● What you are asked to do
Please show all lines of the records that include "icon".

++++++

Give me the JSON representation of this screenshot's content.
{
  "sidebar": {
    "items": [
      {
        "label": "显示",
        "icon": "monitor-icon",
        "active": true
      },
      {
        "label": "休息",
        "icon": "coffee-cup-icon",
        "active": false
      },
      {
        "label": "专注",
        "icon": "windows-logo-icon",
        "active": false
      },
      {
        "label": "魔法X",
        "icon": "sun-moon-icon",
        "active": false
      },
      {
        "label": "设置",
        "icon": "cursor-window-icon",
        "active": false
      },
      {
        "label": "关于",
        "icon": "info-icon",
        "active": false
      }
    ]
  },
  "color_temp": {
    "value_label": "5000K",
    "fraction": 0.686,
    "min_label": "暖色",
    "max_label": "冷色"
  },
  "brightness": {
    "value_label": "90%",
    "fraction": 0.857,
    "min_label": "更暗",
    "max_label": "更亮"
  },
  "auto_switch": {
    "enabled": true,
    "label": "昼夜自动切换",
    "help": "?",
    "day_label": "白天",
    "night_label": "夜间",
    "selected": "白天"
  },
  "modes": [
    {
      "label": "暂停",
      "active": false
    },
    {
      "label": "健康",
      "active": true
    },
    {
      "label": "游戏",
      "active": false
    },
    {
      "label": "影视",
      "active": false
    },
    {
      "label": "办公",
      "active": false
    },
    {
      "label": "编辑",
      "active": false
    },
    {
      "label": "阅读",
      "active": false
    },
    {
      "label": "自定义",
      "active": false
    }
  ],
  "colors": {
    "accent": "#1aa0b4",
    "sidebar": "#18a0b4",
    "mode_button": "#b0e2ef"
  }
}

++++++

● Solution to this exercise
        "icon": "monitor-icon",
        "icon": "coffee-cup-icon",
        "icon": "windows-logo-icon",
        "icon": "sun-moon-icon",
        "icon": "cursor-window-icon",
        "icon": "info-icon",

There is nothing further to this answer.